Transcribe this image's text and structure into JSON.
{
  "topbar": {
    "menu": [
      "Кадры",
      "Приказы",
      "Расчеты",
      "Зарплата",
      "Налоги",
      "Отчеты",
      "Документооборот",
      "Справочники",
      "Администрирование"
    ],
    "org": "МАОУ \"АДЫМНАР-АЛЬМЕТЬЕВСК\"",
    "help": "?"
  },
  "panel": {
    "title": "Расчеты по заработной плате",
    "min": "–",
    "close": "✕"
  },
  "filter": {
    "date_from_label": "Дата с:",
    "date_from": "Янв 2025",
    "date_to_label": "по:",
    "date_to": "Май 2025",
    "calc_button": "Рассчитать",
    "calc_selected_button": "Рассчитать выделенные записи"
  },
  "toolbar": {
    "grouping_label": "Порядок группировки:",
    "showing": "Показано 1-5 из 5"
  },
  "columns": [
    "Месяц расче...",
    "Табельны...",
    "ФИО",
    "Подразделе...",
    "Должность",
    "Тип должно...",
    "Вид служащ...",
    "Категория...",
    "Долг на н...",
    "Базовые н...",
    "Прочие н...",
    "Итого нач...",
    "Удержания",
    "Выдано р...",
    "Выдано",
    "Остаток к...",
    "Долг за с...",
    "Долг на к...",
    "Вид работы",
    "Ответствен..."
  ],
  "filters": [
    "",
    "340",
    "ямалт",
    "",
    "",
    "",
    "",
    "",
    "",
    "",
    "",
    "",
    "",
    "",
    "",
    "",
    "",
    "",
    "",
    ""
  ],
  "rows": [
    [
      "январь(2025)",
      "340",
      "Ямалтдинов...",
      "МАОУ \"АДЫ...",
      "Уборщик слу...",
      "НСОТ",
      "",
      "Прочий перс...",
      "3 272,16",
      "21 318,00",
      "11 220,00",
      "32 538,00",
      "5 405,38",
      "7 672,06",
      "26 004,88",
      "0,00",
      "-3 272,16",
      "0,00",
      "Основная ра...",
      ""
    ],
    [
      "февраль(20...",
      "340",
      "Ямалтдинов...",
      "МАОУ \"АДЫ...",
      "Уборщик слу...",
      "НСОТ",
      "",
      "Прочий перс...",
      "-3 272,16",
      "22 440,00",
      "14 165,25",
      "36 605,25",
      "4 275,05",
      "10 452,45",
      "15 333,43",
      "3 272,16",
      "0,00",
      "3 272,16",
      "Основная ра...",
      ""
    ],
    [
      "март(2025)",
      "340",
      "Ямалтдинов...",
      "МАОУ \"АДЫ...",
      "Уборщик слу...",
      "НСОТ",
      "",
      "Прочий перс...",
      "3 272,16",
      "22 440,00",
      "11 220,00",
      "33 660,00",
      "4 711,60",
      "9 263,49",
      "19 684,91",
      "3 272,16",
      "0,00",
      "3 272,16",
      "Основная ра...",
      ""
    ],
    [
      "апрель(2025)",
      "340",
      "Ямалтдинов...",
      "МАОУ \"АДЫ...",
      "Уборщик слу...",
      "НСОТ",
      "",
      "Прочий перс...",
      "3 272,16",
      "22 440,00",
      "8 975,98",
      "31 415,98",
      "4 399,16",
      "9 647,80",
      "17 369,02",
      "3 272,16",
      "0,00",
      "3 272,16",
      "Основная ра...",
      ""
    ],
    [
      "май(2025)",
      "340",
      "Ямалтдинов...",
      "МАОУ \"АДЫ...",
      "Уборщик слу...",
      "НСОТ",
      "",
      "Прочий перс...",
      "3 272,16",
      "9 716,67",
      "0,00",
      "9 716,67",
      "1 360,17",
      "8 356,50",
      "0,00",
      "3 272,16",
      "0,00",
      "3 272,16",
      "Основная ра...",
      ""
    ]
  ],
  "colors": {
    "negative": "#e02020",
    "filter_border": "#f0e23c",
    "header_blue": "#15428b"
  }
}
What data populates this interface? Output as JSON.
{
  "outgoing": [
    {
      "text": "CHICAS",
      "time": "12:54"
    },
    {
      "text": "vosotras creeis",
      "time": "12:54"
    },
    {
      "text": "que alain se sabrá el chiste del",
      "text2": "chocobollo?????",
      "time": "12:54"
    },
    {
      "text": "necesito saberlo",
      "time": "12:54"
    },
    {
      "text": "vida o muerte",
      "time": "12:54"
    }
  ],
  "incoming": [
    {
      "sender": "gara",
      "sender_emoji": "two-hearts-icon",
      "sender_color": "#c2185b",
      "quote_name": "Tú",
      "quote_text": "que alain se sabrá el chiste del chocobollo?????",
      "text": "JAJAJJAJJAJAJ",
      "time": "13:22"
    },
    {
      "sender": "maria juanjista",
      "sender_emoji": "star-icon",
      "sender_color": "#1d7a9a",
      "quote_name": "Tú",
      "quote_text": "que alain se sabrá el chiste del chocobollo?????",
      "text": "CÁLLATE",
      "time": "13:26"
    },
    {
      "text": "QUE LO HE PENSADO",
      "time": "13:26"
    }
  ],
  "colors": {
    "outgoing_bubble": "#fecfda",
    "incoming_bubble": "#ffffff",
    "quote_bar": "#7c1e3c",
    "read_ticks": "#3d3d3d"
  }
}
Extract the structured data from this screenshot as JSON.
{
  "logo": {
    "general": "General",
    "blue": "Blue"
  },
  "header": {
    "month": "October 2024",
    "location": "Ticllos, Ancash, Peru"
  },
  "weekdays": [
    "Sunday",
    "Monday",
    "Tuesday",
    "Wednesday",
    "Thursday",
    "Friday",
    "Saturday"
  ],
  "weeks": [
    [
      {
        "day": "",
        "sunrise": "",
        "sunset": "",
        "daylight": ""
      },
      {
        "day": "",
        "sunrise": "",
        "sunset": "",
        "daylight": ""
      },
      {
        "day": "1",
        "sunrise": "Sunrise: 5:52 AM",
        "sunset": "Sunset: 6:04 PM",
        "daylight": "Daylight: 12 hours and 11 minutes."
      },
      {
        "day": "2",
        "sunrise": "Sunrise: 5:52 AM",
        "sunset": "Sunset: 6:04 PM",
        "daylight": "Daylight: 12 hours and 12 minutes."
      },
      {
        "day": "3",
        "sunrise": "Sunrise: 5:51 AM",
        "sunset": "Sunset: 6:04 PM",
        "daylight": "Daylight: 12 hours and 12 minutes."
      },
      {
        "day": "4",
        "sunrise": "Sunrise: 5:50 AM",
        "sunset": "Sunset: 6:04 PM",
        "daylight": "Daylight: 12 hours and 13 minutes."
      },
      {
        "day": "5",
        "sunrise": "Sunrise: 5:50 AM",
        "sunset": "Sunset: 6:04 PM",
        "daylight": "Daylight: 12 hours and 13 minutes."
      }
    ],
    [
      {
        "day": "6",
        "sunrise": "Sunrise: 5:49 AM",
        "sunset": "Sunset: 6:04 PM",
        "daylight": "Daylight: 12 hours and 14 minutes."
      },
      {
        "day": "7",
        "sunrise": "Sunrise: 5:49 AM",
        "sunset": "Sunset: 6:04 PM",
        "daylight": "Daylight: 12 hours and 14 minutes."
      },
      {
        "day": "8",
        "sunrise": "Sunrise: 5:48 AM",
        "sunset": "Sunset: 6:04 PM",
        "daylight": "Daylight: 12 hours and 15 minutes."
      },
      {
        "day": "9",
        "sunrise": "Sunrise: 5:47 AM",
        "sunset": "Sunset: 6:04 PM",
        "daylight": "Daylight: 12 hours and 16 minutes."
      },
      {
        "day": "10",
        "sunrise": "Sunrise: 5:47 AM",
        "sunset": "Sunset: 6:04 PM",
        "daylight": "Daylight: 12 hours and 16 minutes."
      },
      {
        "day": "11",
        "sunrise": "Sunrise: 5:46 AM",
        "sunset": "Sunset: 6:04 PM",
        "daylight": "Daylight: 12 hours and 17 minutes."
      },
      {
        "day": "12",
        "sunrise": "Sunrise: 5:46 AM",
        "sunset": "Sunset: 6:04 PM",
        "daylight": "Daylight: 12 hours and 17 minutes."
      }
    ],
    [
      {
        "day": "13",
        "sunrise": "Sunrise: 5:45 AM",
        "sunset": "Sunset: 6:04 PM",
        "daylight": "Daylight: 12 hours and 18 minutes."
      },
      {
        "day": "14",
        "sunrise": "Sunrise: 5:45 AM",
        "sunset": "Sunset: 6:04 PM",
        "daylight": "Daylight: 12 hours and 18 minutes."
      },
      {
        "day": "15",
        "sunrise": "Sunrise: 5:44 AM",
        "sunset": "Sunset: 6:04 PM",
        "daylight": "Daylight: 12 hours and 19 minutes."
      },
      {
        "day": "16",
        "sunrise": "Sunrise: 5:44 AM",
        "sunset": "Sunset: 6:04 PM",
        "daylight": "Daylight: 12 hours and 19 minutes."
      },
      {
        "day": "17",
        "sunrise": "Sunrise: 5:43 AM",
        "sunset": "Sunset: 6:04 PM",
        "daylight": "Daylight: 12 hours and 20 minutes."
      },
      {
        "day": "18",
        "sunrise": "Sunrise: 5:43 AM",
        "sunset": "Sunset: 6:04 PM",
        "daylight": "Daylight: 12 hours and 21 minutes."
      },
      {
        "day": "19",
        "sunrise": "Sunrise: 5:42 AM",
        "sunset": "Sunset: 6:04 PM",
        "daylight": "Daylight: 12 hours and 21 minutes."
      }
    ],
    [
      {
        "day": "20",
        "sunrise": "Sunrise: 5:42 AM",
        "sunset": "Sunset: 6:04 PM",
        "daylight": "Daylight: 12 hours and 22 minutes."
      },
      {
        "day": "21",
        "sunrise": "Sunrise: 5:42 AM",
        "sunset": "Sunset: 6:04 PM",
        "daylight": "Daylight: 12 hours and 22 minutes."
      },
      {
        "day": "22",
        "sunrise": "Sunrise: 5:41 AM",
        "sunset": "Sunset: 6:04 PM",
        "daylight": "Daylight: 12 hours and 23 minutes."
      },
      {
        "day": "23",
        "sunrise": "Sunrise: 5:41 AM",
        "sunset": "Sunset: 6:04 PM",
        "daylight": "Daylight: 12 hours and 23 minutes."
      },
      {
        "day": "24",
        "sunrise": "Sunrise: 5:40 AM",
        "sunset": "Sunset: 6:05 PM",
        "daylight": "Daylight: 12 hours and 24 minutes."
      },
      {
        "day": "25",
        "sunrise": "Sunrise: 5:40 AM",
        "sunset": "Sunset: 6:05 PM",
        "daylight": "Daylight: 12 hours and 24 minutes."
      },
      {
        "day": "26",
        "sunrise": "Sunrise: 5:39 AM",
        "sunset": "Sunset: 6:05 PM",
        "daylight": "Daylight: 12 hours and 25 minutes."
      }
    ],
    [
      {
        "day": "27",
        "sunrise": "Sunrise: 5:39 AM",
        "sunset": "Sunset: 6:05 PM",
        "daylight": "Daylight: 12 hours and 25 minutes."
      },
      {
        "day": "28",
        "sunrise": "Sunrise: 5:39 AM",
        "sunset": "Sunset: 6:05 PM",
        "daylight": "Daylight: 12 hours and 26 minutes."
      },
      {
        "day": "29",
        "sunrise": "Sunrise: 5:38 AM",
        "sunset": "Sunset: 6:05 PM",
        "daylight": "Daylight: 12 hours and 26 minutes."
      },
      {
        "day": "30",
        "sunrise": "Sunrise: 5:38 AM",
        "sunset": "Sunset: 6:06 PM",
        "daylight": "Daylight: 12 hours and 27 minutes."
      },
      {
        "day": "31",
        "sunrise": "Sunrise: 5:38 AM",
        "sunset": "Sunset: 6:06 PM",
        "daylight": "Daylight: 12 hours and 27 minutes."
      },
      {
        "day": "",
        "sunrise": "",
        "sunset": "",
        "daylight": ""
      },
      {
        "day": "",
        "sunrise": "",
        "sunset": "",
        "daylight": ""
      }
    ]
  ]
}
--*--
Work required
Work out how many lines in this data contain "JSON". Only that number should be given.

Response
3